You might think it’s pretty limited what our callings are. For most people in the world they see their “vocation” as their employment and we, as Christians, certainly have a calling in our 9-5 work life. That calling is not just in terms of I show up, do what I’m supposed to do, punch out, go home and that’s that. As Christians we are called to a much higher standard. We also have to understand that in terms of “serving”
Finally serving does mean to the best of our ability in the church. Remember, we serve because it is God who enables us to serve, in many ways, and then guides us into the service that He wants us to perform. We have many here in the church that put their time, talent and treasure in service to God, to the church. God has inspired them to be where they are, doing what they’re doing to His glory. When we are faithfully following Him, we serve Him to the best of our ability, not just sit back and let others carry the load. Stewardship is a vitally important part of being a church member. It is a subject that I will be including in my sermons from now on. I don’t want to make stewardship a five week sermon series. But I do want to make sure you understand how God is leading you to serve His church by the best use of your financial offerings, the talents and skills that God has given you and the time and health God has given you to devote to His church. Look over our reading in 1 Corinthians. Paul writes that there are a variety of services, activities and gifts God gives us: “To each is given the manifestation of the Spirit for the common good.” (12:7) How disobedient is it to have a God-given, gift, talent, time, and keep it entirely to yourself, fail to do anything with it in order to serve His church, His people and the people around you? We like to think that what we have is entirely because we’re such wonderful, special people and we deserve everything we get. As Christians we better know better than that! Whatever we have has been given to us by God and certainly we can enjoy it, benefit from it, grow in it, but we are not allowed to hoard it and not use it in service to others. People have hoarded their gifts, and at some point God simply pulls those gifts away from them. Could be money, could be a talent, could be your time. If you misuse it or don’t use it for God’s glory, He could decide to take it back, bestow it on someone God can trust to use it to the building of His Kingdom on earth.

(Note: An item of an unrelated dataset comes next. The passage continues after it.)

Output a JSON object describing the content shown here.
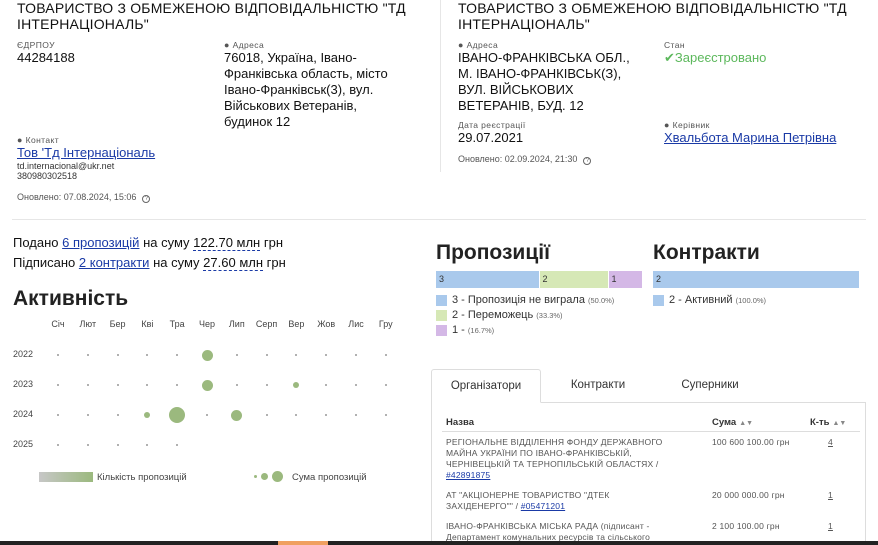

The peace of God that surpasses all understanding keep your hearts and minds through Christ Jesus. Amin and Shalom